Problem to work on: State how many lines below hold the word "daily". Give that number and no other text.
+++ Information shown +++
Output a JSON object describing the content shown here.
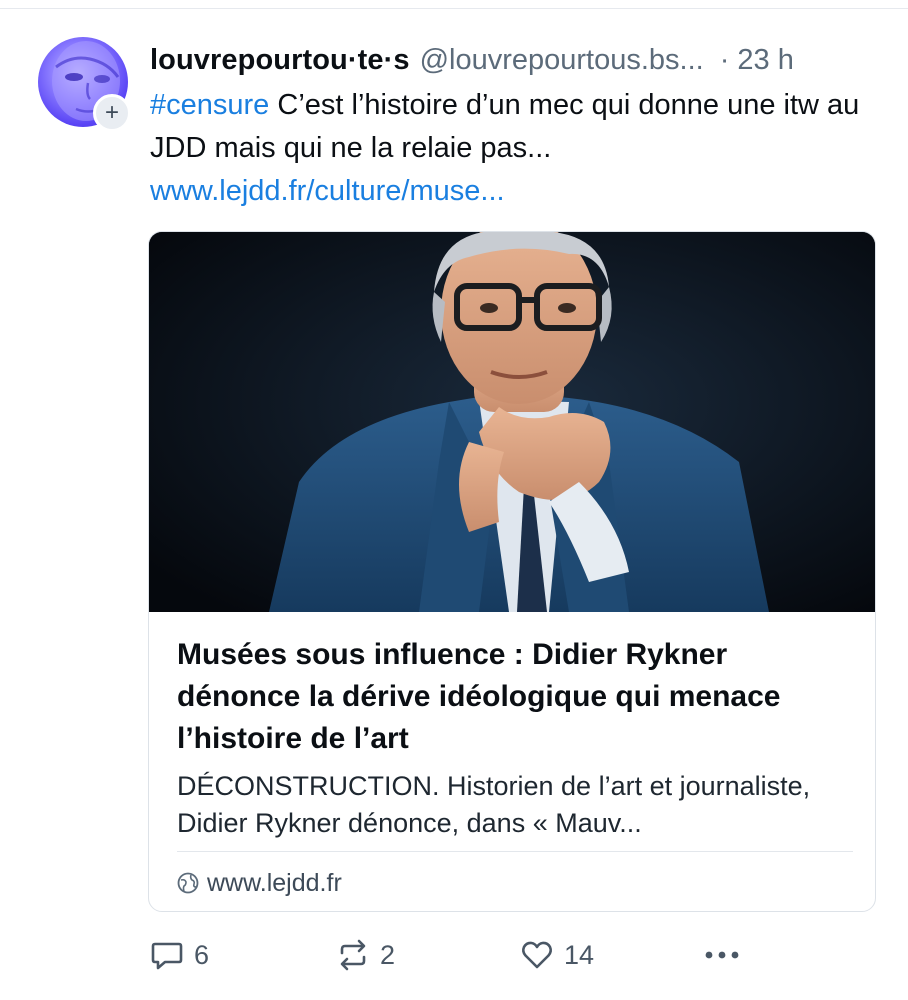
{
  "post": {
    "display_name": "louvrepourtou·te·s",
    "handle": "@louvrepourtous.bs...",
    "separator": "·",
    "time": "23 h",
    "follow_symbol": "+",
    "text": {
      "hashtag": "#censure",
      "body": " C’est l’histoire d’un mec qui donne une itw au JDD mais qui ne la relaie pas...",
      "link": "www.lejdd.fr/culture/muse..."
    }
  },
  "card": {
    "title": "Musées sous influence : Didier Rykner dénonce la dérive idéologique qui menace l’histoire de l’art",
    "description": "DÉCONSTRUCTION. Historien de l’art et journaliste, Didier Rykner dénonce, dans « Mauv...",
    "domain": "www.lejdd.fr"
  },
  "actions": {
    "replies": "6",
    "reposts": "2",
    "likes": "14"
  },
  "icons": {
    "reply": "reply-icon",
    "repost": "repost-icon",
    "like": "heart-icon",
    "more": "more-dots-icon",
    "globe": "globe-icon"
  },
  "colors": {
    "link": "#1a7fe0",
    "muted": "#5c6b7a",
    "avatar_accent": "#5a45f5"
  }
}
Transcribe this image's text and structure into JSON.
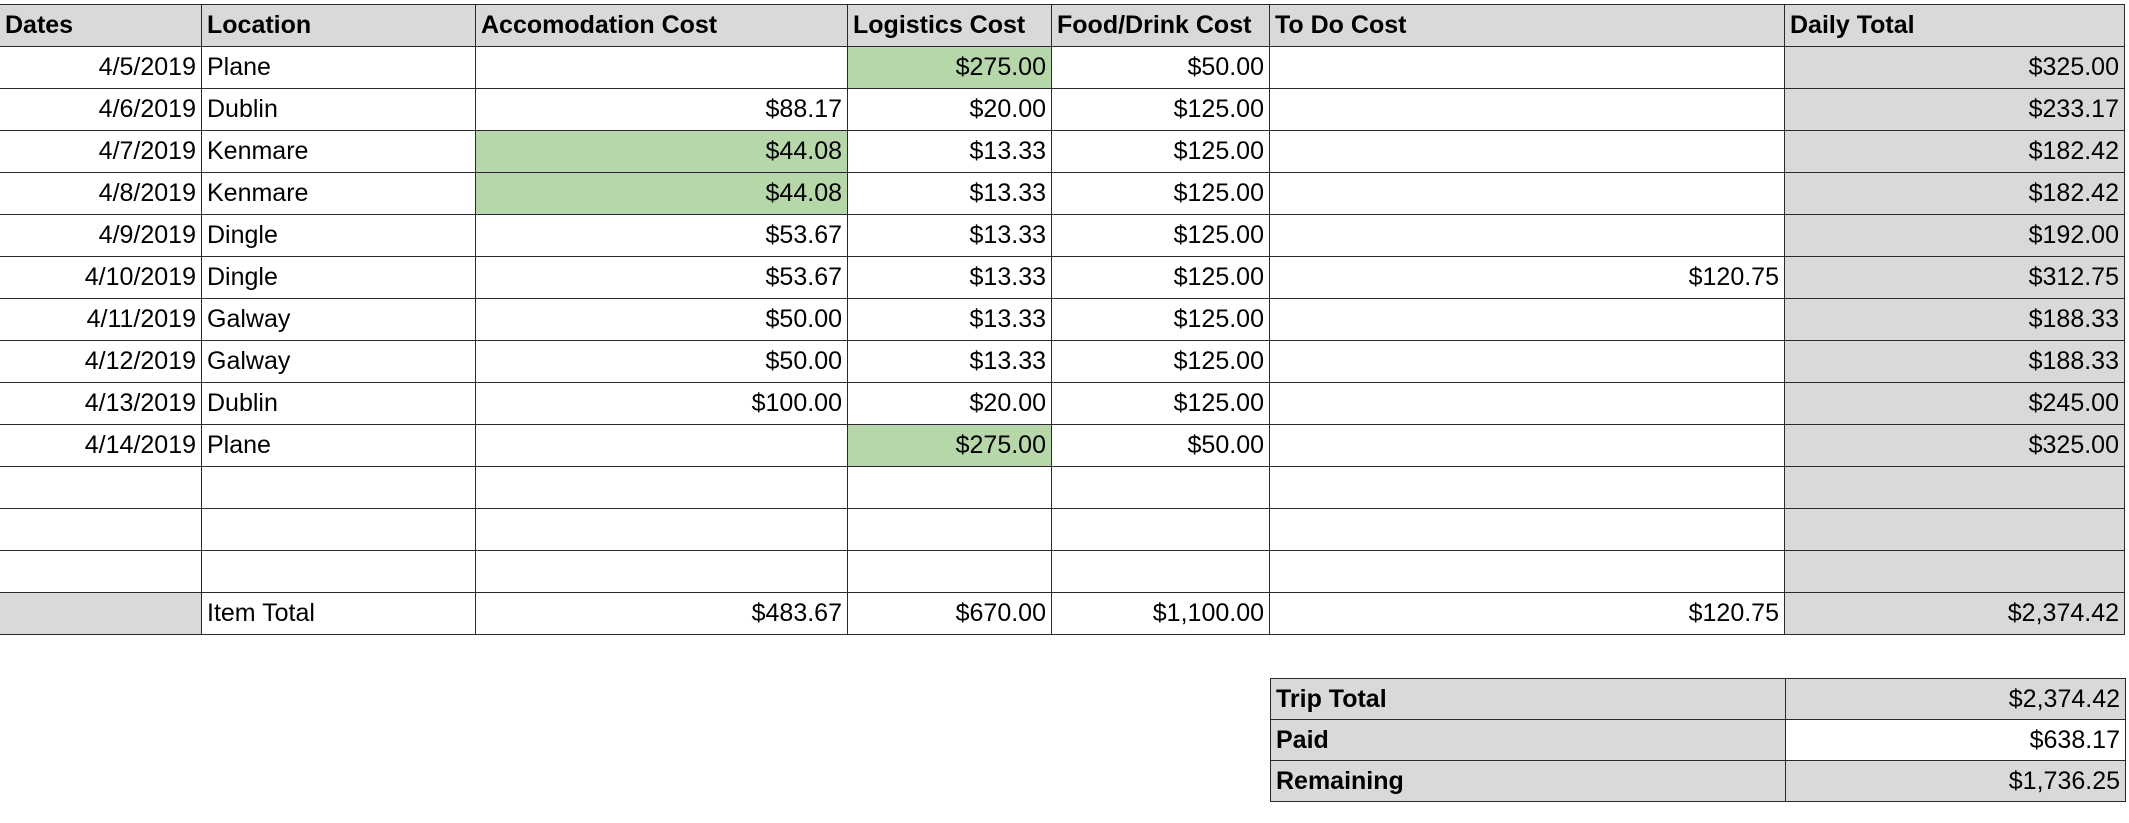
{
  "headers": {
    "dates": "Dates",
    "location": "Location",
    "accommodation": "Accomodation Cost",
    "logistics": "Logistics Cost",
    "food": "Food/Drink Cost",
    "todo": "To Do Cost",
    "daily": "Daily Total"
  },
  "rows": [
    {
      "date": "4/5/2019",
      "location": "Plane",
      "accommodation": "",
      "logistics": "$275.00",
      "food": "$50.00",
      "todo": "",
      "daily": "$325.00"
    },
    {
      "date": "4/6/2019",
      "location": "Dublin",
      "accommodation": "$88.17",
      "logistics": "$20.00",
      "food": "$125.00",
      "todo": "",
      "daily": "$233.17"
    },
    {
      "date": "4/7/2019",
      "location": "Kenmare",
      "accommodation": "$44.08",
      "logistics": "$13.33",
      "food": "$125.00",
      "todo": "",
      "daily": "$182.42"
    },
    {
      "date": "4/8/2019",
      "location": "Kenmare",
      "accommodation": "$44.08",
      "logistics": "$13.33",
      "food": "$125.00",
      "todo": "",
      "daily": "$182.42"
    },
    {
      "date": "4/9/2019",
      "location": "Dingle",
      "accommodation": "$53.67",
      "logistics": "$13.33",
      "food": "$125.00",
      "todo": "",
      "daily": "$192.00"
    },
    {
      "date": "4/10/2019",
      "location": "Dingle",
      "accommodation": "$53.67",
      "logistics": "$13.33",
      "food": "$125.00",
      "todo": "$120.75",
      "daily": "$312.75"
    },
    {
      "date": "4/11/2019",
      "location": "Galway",
      "accommodation": "$50.00",
      "logistics": "$13.33",
      "food": "$125.00",
      "todo": "",
      "daily": "$188.33"
    },
    {
      "date": "4/12/2019",
      "location": "Galway",
      "accommodation": "$50.00",
      "logistics": "$13.33",
      "food": "$125.00",
      "todo": "",
      "daily": "$188.33"
    },
    {
      "date": "4/13/2019",
      "location": "Dublin",
      "accommodation": "$100.00",
      "logistics": "$20.00",
      "food": "$125.00",
      "todo": "",
      "daily": "$245.00"
    },
    {
      "date": "4/14/2019",
      "location": "Plane",
      "accommodation": "",
      "logistics": "$275.00",
      "food": "$50.00",
      "todo": "",
      "daily": "$325.00"
    }
  ],
  "totals": {
    "label": "Item Total",
    "accommodation": "$483.67",
    "logistics": "$670.00",
    "food": "$1,100.00",
    "todo": "$120.75",
    "daily": "$2,374.42"
  },
  "summary": {
    "trip_total_label": "Trip Total",
    "trip_total_value": "$2,374.42",
    "paid_label": "Paid",
    "paid_value": "$638.17",
    "remaining_label": "Remaining",
    "remaining_value": "$1,736.25"
  },
  "colors": {
    "header_grey": "#d9d9d9",
    "highlight_green": "#b6d7a8"
  }
}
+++
Answer: 12